**Your assignment:**
Search the records below for the word "Quick". Copy each line where it occurs.

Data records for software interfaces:
----
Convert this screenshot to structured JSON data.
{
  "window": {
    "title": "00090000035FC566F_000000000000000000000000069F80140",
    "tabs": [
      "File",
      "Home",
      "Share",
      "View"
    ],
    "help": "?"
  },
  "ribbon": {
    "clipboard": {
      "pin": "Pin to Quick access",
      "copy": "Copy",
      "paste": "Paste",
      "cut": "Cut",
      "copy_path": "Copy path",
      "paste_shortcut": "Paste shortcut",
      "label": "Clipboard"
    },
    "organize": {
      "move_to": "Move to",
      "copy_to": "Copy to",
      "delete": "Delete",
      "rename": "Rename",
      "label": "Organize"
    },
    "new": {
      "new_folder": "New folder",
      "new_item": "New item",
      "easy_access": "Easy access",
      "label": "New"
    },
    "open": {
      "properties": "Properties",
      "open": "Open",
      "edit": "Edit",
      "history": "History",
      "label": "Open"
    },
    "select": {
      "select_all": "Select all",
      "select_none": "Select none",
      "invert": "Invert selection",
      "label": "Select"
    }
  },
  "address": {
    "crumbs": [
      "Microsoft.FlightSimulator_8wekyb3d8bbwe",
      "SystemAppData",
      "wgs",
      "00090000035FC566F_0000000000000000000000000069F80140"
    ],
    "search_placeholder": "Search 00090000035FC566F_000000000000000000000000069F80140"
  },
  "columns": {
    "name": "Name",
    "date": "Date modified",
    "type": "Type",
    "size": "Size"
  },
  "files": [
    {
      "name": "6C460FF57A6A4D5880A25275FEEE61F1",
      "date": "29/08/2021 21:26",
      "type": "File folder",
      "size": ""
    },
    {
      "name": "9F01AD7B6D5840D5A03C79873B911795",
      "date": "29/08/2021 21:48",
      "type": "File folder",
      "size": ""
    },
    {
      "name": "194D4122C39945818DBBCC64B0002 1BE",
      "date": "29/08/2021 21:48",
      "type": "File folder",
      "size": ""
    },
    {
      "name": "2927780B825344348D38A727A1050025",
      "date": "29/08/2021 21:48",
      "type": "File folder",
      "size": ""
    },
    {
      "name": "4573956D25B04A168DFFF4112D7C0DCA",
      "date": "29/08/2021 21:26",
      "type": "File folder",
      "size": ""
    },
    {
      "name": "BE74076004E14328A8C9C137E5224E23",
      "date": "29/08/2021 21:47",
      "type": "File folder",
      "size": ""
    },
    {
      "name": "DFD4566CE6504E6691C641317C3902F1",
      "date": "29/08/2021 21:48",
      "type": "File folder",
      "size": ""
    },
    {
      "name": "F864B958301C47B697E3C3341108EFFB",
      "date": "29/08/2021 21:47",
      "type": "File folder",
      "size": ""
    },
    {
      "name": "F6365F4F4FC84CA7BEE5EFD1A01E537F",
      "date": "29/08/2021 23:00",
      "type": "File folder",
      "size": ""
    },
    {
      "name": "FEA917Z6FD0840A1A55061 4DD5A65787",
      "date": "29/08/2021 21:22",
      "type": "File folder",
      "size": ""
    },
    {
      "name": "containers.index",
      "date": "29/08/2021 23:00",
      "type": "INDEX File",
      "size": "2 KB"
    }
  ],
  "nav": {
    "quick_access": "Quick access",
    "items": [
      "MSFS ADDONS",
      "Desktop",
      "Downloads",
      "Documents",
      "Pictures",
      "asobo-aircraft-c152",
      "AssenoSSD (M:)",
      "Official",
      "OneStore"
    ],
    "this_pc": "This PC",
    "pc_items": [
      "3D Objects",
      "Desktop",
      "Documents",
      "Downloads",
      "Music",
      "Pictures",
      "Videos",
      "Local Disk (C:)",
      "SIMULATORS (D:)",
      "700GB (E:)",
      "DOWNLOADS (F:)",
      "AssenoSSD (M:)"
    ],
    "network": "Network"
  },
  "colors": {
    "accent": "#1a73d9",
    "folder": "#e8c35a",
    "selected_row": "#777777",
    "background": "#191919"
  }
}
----
**Result for this exercise:**
      "pin": "Pin to Quick access",
    "quick_access": "Quick access",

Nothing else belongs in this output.